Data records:
================

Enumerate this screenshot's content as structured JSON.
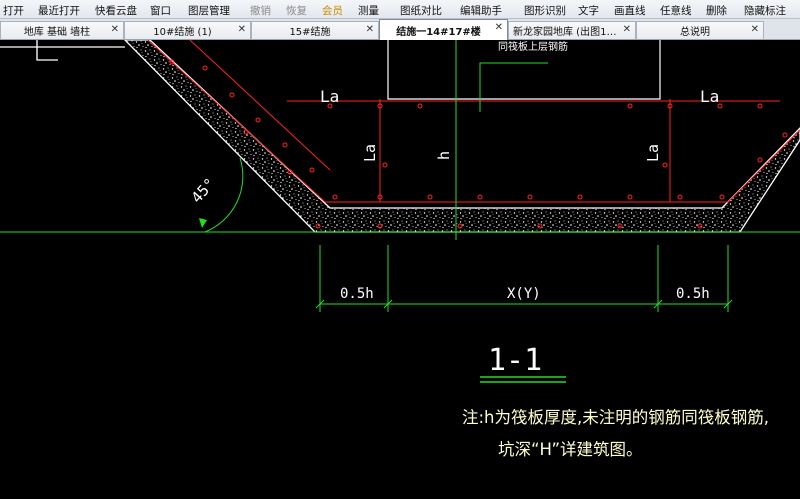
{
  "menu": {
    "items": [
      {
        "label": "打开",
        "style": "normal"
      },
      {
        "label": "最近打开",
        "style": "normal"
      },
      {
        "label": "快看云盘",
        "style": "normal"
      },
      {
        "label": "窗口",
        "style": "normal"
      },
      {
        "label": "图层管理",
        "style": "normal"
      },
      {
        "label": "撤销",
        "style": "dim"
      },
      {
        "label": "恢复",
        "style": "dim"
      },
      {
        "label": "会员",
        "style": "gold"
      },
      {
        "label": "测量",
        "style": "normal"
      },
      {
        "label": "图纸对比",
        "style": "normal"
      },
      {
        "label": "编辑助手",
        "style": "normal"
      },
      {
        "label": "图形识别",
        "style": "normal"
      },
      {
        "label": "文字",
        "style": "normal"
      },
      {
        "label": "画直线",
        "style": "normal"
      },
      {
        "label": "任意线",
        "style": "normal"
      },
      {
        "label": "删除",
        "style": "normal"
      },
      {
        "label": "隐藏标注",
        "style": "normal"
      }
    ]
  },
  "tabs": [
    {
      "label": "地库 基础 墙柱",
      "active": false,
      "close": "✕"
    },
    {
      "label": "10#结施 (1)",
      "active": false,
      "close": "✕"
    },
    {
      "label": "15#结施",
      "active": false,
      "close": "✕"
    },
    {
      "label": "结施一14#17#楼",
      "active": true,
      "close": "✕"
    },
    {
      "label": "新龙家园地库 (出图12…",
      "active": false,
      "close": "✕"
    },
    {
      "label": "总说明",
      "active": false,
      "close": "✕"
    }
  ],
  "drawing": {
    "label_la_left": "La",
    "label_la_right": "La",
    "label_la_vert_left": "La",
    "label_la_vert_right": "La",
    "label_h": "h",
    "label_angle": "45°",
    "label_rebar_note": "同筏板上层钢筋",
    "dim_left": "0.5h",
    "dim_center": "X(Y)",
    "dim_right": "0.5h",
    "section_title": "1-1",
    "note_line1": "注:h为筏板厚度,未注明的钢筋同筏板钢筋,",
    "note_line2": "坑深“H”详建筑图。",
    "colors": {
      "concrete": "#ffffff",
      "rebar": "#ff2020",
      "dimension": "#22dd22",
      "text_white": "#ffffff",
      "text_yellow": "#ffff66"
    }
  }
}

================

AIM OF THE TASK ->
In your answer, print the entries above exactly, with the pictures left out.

REPLY TO THE EXERCISE ->
Enumerate this screenshot's content as structured JSON.
{
  "menu": {
    "items": [
      {
        "label": "打开",
        "style": "normal"
      },
      {
        "label": "最近打开",
        "style": "normal"
      },
      {
        "label": "快看云盘",
        "style": "normal"
      },
      {
        "label": "窗口",
        "style": "normal"
      },
      {
        "label": "图层管理",
        "style": "normal"
      },
      {
        "label": "撤销",
        "style": "dim"
      },
      {
        "label": "恢复",
        "style": "dim"
      },
      {
        "label": "会员",
        "style": "gold"
      },
      {
        "label": "测量",
        "style": "normal"
      },
      {
        "label": "图纸对比",
        "style": "normal"
      },
      {
        "label": "编辑助手",
        "style": "normal"
      },
      {
        "label": "图形识别",
        "style": "normal"
      },
      {
        "label": "文字",
        "style": "normal"
      },
      {
        "label": "画直线",
        "style": "normal"
      },
      {
        "label": "任意线",
        "style": "normal"
      },
      {
        "label": "删除",
        "style": "normal"
      },
      {
        "label": "隐藏标注",
        "style": "normal"
      }
    ]
  },
  "tabs": [
    {
      "label": "地库 基础 墙柱",
      "active": false,
      "close": "✕"
    },
    {
      "label": "10#结施 (1)",
      "active": false,
      "close": "✕"
    },
    {
      "label": "15#结施",
      "active": false,
      "close": "✕"
    },
    {
      "label": "结施一14#17#楼",
      "active": true,
      "close": "✕"
    },
    {
      "label": "新龙家园地库 (出图12…",
      "active": false,
      "close": "✕"
    },
    {
      "label": "总说明",
      "active": false,
      "close": "✕"
    }
  ],
  "drawing": {
    "label_la_left": "La",
    "label_la_right": "La",
    "label_la_vert_left": "La",
    "label_la_vert_right": "La",
    "label_h": "h",
    "label_angle": "45°",
    "label_rebar_note": "同筏板上层钢筋",
    "dim_left": "0.5h",
    "dim_center": "X(Y)",
    "dim_right": "0.5h",
    "section_title": "1-1",
    "note_line1": "注:h为筏板厚度,未注明的钢筋同筏板钢筋,",
    "note_line2": "坑深“H”详建筑图。",
    "colors": {
      "concrete": "#ffffff",
      "rebar": "#ff2020",
      "dimension": "#22dd22",
      "text_white": "#ffffff",
      "text_yellow": "#ffff66"
    }
  }
}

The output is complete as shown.